WVPB-TV is returning to its roots as the Educational Broadcasting Authority of West Virginia as it shifts production priorities from local programming to digital content for teachers. When Scott Finn took over as executive director in February 2013, the board gave him a mandate to “specifically help pre-kindergarten through 12th-grade educators, parents and students,” he said. “That was clear when I was hired.” Finn has an educational background himself, having worked as a sixth-grade social studies and English teacher. So the Charleston-based station is cutting back longtime weekly shows Doctors on Call and The Law Works to occasional productions and focusing instead on new STEAM (science, technology, engineering, art and math) interactive videos to help middle-schoolers think about future careers. Educators specifically asked for the content, Finn said.
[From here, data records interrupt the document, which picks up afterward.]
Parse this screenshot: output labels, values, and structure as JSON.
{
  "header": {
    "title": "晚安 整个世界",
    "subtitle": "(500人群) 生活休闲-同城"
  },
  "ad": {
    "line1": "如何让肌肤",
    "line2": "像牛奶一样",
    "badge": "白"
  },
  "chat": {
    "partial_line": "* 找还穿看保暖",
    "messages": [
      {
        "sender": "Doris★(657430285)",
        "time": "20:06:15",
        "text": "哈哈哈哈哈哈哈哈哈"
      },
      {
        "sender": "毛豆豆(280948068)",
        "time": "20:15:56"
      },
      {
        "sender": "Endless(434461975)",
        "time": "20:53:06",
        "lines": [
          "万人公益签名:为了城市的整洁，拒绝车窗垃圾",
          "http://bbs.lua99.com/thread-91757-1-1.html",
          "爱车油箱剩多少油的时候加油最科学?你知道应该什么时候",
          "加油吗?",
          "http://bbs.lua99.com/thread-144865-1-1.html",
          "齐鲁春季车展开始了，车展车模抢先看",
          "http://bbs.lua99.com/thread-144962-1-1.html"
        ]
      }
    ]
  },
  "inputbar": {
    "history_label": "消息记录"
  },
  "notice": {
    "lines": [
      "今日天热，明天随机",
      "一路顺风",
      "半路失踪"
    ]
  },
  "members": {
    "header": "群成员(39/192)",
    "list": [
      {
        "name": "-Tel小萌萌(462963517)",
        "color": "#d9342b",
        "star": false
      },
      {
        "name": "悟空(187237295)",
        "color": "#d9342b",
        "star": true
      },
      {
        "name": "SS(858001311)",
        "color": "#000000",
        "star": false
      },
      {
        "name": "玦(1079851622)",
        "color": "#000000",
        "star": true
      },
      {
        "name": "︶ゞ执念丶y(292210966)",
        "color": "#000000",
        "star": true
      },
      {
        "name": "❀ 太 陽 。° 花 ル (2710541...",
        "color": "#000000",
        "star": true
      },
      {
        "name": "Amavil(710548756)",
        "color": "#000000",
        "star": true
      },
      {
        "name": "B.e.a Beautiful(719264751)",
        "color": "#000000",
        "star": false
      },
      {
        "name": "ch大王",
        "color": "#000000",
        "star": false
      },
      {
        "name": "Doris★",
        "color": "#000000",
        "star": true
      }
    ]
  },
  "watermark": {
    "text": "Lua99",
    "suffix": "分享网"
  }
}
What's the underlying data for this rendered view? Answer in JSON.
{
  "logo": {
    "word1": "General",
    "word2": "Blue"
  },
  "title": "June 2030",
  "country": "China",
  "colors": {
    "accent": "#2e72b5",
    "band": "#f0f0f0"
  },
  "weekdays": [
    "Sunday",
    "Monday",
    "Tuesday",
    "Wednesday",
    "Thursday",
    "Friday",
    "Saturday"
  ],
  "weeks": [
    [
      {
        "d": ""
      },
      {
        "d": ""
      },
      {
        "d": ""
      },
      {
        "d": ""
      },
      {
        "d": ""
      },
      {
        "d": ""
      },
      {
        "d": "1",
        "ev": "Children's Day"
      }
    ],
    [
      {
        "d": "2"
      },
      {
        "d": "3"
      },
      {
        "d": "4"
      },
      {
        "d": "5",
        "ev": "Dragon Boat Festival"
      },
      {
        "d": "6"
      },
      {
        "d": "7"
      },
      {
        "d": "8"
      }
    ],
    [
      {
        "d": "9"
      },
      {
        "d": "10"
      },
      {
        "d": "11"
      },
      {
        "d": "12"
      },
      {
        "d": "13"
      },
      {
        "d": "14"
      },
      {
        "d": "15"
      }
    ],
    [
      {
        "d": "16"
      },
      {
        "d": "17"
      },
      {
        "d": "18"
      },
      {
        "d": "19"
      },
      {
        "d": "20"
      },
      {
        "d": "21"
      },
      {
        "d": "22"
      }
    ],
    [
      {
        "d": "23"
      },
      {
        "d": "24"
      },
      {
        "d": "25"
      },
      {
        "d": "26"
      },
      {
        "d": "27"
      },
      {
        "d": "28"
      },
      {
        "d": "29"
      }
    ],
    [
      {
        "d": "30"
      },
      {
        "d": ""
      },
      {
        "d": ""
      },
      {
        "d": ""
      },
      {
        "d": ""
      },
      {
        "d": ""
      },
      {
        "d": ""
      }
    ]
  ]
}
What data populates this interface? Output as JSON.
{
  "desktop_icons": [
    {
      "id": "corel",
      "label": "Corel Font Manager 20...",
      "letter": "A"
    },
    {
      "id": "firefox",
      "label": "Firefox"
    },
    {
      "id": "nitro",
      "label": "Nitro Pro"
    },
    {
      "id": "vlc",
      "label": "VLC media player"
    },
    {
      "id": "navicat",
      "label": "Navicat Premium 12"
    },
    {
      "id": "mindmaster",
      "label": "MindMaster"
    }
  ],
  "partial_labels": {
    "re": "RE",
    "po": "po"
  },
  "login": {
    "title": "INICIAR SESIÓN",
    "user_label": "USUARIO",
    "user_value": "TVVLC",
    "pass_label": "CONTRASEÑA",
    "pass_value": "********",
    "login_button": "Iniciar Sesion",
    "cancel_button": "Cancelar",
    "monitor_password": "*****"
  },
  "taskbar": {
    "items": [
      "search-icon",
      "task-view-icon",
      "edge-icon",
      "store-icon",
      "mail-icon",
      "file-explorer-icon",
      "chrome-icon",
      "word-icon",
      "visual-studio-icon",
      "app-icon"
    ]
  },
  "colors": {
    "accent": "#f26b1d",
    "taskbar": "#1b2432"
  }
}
When Scott Finn begins his new job as executive director of West Virginia Public Broadcasting Feb. 1, he faces an uphill task of re-energizing a network that has been beset over the past several years by funding declines and conflicts over its governance.
The host of Check, Please!, WTTW’s popular restaurant review series, is departing the Chicago show after 10 years. Alpana Singh plans to devote more time to her own new restaurant, The Boarding House, where she is also master sommelier. Singh took over hosting duties in the third season from the original host, Amanda Puck.
The State Educational Broadcasting Authority of West Virginia voted Jan. 10 to hire Scott Finn as the new executive director of West Virginia Public Broadcasting, the Associated Press reports. Finn previously served as a reporter and the news director of the network, but left in 2009 to become news director at WUSF in Tampa, Fla. He will replace Dennis Adkins, who is retiring on Feb. 1 and had been fighting the board for months over financial concerns.